For those who suffer with hay fever, summer can be a miserable time.
Hay fever is caused by an allergy to pollens and the effects of hay fever can range from being quite mild, to having serious effects on your normal daily life. Common symptoms include a runny, itchy or blocked nose, sneezing and itchy, red, swollen, watery eyes. If you have asthma, you might also have a tight feeling in your chest, be short of breath and wheeze and cough.
Hay fever is usually worse between late March and September, especially when it’s warm, humid and windy. This is when the pollen count is at its highest.
Dr Steve Ollerton, Chair, NHS Greater Huddersfield Clinical Commissioning Group (CCG) and local GP said: “The best way to control hay fever is with antihistamines. Antihistamines are available from your pharmacy and if you’ve any questions remember your pharmacist can help you, particularly if you’re already taking medication.”
Antihistamines are medicines also used to relieve symptoms of allergies, such as hives, conjunctivitis and reactions to insect bites or stings.
Speak to your pharmacist if you have hay fever. They can give advice and suggest the best treatments, like antihistamine drops, tablets or nasal sprays to help with itchy and watery eyes, sneezing and a blocked nose.
Dr David Kelly, Chair of NHS North Kirklees CCG and local GP said added: “There are some things you can try to help protect yourself including putting Vaseline around your nostrils to trap pollen, wearing wraparound sunglasses to stop pollen getting into your eyes and showering and changing your clothes after you’ve been outside to wash pollen off”.

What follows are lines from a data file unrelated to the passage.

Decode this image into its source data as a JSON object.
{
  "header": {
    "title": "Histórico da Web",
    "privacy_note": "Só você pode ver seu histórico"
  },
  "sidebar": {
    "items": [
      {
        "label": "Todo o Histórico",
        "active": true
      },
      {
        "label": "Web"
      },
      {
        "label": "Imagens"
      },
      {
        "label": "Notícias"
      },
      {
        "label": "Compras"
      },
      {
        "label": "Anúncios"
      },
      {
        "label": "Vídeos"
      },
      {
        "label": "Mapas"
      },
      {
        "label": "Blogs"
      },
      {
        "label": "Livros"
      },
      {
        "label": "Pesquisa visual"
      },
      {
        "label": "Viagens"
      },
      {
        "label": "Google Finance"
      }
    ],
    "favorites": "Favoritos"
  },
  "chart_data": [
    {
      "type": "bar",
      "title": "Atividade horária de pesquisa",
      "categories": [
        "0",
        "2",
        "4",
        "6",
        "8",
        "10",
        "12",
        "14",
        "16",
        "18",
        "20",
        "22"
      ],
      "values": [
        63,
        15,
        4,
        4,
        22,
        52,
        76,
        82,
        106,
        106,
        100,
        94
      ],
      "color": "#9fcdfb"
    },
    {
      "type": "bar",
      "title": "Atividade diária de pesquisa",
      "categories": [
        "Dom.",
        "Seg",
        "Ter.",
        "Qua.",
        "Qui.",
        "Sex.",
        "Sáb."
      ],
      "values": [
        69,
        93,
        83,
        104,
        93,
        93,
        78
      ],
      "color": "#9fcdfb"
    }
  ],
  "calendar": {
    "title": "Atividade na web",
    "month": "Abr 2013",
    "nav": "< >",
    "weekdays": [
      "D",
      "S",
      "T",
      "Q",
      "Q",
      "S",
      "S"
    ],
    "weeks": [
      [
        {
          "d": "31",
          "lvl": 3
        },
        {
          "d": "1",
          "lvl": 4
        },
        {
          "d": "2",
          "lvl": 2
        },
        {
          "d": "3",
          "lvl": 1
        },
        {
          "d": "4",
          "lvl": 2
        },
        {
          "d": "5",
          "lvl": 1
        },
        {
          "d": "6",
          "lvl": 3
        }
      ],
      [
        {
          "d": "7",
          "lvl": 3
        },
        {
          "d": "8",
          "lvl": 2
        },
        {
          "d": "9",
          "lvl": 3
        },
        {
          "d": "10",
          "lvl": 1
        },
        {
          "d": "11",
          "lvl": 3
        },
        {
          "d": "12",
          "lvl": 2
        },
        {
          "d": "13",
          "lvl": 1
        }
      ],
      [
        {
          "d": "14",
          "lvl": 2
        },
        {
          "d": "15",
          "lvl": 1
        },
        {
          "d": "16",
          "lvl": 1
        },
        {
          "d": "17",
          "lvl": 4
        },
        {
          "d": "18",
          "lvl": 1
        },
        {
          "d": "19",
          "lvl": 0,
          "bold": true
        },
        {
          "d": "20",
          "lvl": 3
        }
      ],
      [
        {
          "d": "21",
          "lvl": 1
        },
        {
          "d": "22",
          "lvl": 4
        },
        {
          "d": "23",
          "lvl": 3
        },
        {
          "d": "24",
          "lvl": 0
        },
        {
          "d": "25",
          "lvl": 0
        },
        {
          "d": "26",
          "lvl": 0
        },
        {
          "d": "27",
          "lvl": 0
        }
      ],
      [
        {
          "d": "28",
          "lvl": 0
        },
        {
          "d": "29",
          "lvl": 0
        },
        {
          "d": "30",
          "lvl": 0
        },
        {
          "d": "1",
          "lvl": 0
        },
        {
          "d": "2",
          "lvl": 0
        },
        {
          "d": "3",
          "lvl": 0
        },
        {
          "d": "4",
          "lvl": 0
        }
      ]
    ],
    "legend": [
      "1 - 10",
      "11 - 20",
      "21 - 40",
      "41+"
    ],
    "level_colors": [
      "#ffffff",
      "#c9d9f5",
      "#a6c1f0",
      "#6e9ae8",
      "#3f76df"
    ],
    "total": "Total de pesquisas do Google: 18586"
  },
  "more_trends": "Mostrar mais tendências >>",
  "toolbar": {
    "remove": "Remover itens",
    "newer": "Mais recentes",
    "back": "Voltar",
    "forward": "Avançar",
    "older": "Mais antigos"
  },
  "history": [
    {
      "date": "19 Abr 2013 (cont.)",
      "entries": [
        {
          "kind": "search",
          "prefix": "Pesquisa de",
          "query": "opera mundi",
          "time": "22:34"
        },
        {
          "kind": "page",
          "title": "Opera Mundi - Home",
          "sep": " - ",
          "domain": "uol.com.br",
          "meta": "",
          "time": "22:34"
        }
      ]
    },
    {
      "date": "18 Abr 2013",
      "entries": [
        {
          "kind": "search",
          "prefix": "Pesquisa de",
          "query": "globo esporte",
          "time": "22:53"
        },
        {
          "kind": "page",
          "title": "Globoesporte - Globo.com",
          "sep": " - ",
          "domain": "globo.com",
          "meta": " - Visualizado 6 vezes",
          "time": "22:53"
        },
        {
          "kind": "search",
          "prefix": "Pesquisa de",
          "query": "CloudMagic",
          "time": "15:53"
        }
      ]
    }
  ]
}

You can be prepared for the effects of hay fever by listening to your local weather forecast, which will provide updates on the pollen forecast. You can find out more on the Met Office website https://www.metoffice.gov.uk/weather/warnings-and-advice/seasonal-advice/pollen-forecast Visit https://www.nhs.uk/conditions/hay-fever/ for more information about hay fever.